What to work on — In the records that follow, find each line with "clipboard" and pull it out.

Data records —
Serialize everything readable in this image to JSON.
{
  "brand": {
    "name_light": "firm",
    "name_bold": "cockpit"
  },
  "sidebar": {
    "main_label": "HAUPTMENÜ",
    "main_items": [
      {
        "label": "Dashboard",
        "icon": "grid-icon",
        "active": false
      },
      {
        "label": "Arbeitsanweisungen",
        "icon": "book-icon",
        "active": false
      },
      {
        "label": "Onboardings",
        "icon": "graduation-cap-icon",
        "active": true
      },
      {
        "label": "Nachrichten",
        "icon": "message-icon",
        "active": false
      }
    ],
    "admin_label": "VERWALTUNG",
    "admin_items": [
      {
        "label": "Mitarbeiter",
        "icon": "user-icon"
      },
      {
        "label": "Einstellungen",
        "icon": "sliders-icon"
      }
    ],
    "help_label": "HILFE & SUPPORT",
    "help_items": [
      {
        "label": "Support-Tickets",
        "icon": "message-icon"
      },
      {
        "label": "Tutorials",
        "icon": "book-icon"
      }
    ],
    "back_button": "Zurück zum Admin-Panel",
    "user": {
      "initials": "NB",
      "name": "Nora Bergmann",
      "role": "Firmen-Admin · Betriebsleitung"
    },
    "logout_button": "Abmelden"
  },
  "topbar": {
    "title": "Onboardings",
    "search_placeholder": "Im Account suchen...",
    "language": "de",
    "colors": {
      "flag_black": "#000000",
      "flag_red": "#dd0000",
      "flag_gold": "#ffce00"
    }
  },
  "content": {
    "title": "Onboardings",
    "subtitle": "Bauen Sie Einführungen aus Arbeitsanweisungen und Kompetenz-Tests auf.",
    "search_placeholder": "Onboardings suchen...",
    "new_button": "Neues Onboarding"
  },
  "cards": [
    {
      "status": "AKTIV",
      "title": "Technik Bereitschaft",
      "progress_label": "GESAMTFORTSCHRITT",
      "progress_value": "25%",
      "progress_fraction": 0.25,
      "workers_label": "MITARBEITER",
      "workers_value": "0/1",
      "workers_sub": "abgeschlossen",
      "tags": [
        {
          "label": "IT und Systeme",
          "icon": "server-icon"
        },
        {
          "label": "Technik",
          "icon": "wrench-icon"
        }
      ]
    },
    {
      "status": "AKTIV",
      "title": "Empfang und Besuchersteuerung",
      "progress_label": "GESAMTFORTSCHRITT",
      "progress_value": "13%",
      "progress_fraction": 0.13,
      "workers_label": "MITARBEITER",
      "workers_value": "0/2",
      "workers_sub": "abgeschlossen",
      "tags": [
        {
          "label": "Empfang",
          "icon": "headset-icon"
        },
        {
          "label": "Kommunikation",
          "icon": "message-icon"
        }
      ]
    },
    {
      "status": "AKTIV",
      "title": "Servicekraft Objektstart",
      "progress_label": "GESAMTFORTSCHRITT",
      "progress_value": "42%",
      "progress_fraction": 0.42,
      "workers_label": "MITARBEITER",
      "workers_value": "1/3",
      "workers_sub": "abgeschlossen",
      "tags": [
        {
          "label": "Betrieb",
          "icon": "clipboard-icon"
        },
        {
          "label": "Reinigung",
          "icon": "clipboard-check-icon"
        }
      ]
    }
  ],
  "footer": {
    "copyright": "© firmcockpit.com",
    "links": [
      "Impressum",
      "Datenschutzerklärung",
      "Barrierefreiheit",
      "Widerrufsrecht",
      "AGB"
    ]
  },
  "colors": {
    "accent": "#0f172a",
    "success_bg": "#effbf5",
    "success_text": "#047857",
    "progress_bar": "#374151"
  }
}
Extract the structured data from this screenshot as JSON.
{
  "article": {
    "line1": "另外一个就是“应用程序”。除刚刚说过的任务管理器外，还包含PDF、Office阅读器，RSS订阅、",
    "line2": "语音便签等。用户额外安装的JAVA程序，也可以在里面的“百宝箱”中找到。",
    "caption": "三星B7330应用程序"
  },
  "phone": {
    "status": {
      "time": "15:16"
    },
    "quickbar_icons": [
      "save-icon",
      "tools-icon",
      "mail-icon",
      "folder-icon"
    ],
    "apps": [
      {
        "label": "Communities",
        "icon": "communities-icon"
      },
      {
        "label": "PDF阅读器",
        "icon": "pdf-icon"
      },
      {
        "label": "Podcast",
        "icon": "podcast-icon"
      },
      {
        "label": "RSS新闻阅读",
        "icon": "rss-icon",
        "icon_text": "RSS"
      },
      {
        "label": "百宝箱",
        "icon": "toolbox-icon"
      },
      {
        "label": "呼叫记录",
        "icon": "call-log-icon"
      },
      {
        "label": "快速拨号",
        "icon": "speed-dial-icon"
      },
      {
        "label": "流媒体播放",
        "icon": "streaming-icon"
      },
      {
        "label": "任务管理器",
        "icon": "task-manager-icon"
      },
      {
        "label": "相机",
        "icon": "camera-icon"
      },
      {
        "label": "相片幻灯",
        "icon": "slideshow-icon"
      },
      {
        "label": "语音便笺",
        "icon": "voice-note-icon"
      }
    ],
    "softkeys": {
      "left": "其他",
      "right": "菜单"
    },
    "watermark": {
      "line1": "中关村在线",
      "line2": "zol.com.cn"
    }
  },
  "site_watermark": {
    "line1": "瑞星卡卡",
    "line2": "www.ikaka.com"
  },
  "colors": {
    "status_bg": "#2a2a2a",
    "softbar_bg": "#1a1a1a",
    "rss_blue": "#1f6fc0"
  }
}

Exercise answer —
          "icon": "clipboard-icon"
          "icon": "clipboard-check-icon"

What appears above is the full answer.